Date of Award


Level of Access Assigned by Author

Open-Access Thesis

Degree Name

Master of Science (MS)


Ecology and Environmental Sciences


Katherine E. Webster

Second Committee Member

J. Steve Kahl

Third Committee Member

John M. Peckenham
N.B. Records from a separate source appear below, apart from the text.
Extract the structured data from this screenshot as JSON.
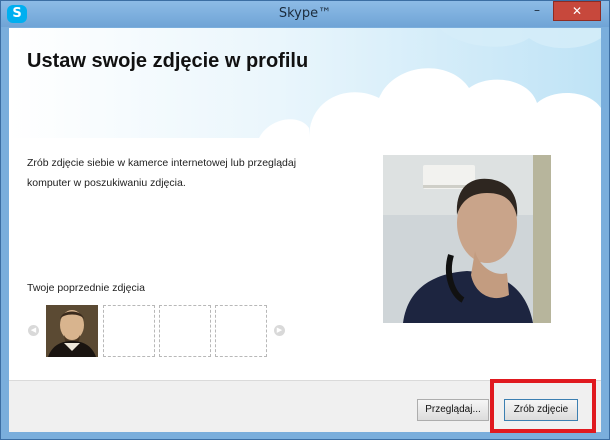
{
  "window": {
    "title": "Skype™",
    "app_icon_letter": "S",
    "min_glyph": "–",
    "close_glyph": "✕"
  },
  "main": {
    "heading": "Ustaw swoje zdjęcie w profilu",
    "description": "Zrób zdjęcie siebie w kamerce internetowej lub przeglądaj komputer w poszukiwaniu zdjęcia.",
    "previous_label": "Twoje poprzednie zdjęcia",
    "arrow_left_glyph": "◀",
    "arrow_right_glyph": "▶"
  },
  "footer": {
    "browse_label": "Przeglądaj...",
    "take_photo_label": "Zrób zdjęcie"
  },
  "colors": {
    "accent": "#00aff0",
    "highlight": "#e0191f"
  }
}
Maine lakes and streams serve as significant sources of public water supply, serving 40% of the population. Drought affects surface water resources by reducing water quantity and altering water quality, for example by reducing inputs of materials from the watershed and increasing water residence times. The 2001-2002 drought was the worst in Maine in over thirty years, and it exposed deficiencies in current water resources planning and management. In this study, I evaluated the effects of the 2001-2002 drought on Maine public water systems in order to identify characteristics of systems vulnerable to drought and determine appropriate indicators of drought sensitivity. I also evaluated the future of Maine's water supply industry in a potentially changing climate. In addition to reviewing drought problems reported to the Drinking Water Program and Public Utilities Commission, I surveyed all public surface water systems to identify systems affected by the drought. Historical hydrological and chemical data from a subset of seven public water supply lakes provided a more intensive analysis of the effects of drought on water quantity and quality. Monthly hydrologic conditions antecedent to the drought were assessed to determine the most robust triggers for future use in public water system drought planning and management. Data on lake morphometry, geology, landscape position, land use, and demographics from a second subset of 28 public water supply lakes were assessed to identify the best indicators of drought sensitivity. Manager responses to the drought were documented to establish a record of institutional knowledge for dealing with drought. Forty-five of approximately 400 community groundwater systems and eight of 68 surface water systems were affected by the drought, although most systems experienced below-average water levels. No consistent changes in water quality variables related to water clarity were noted, although comparisons were limited by a lack of consistent source water monitoring data. Environmental factors such as morphometry or geology were not useful predictors of the sensitivity of a particular system to drought. A key finding was that affected systems were withdrawing volumes of water in excess of their safe yield. These stressed systems are located in the populated coastal region and in areas where an increase in water demand is caused by seasonal tourism and development. An essential management conclusion was that drought conditions or low lake levels alone were not enough to drive a system to implement water conservation; increased demand had to occur simultaneously. The best management tool is monthly monitoring of water withdrawals and demand in addition to local climatic parameters. While the scope and direction of future climate change is uncertain, the effects of the 2001-2002 drought indicate that public surface water systems that already operate close to capacity and that experience seasonal increases in demand are most likely to encounter difficulties in a variable and uncertain climate.